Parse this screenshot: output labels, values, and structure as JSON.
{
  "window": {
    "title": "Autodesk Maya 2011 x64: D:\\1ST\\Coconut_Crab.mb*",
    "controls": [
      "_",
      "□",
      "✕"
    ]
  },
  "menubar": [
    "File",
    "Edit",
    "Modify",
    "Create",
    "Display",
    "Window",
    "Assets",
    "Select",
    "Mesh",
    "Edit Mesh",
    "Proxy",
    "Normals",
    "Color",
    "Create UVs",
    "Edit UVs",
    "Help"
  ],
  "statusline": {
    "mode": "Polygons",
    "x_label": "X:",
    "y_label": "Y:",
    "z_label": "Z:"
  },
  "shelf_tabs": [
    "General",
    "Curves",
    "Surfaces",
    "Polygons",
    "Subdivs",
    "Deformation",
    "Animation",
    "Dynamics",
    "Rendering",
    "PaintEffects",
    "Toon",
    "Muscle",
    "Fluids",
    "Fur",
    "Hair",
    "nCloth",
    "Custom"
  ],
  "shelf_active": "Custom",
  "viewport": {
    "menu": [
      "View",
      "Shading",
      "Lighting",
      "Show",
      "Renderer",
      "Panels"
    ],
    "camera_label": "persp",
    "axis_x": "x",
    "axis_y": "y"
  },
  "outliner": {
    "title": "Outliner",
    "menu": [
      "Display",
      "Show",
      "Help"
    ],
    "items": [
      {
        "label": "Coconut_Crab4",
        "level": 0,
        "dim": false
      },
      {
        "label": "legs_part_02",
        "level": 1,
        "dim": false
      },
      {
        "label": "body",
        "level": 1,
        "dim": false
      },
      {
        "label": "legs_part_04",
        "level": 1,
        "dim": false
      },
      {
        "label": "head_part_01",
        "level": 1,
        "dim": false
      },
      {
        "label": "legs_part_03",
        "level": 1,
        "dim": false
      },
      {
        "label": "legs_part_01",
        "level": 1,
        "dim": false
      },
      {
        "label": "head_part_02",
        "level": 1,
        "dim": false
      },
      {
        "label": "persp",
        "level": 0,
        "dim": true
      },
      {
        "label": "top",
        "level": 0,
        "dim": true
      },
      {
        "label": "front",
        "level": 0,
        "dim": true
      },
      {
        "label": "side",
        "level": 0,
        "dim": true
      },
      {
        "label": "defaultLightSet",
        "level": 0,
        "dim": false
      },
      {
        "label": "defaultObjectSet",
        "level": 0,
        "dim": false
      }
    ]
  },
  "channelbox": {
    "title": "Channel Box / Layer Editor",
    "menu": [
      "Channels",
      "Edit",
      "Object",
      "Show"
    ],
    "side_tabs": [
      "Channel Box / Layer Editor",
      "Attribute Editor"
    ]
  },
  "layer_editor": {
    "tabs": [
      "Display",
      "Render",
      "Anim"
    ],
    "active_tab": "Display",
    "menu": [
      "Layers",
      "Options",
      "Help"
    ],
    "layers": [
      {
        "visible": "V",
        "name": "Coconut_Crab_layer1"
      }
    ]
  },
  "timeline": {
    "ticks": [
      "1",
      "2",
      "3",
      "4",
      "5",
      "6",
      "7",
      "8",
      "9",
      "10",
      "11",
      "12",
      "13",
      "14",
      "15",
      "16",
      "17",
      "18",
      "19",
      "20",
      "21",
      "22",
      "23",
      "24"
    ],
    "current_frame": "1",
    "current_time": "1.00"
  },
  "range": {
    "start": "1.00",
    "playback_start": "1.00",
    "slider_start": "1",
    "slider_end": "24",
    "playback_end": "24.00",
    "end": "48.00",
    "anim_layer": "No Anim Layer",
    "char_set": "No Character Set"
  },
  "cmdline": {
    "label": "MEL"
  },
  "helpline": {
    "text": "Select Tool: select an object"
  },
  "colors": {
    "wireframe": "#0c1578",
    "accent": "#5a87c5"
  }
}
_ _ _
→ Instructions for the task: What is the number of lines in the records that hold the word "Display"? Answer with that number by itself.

→ Your response: 4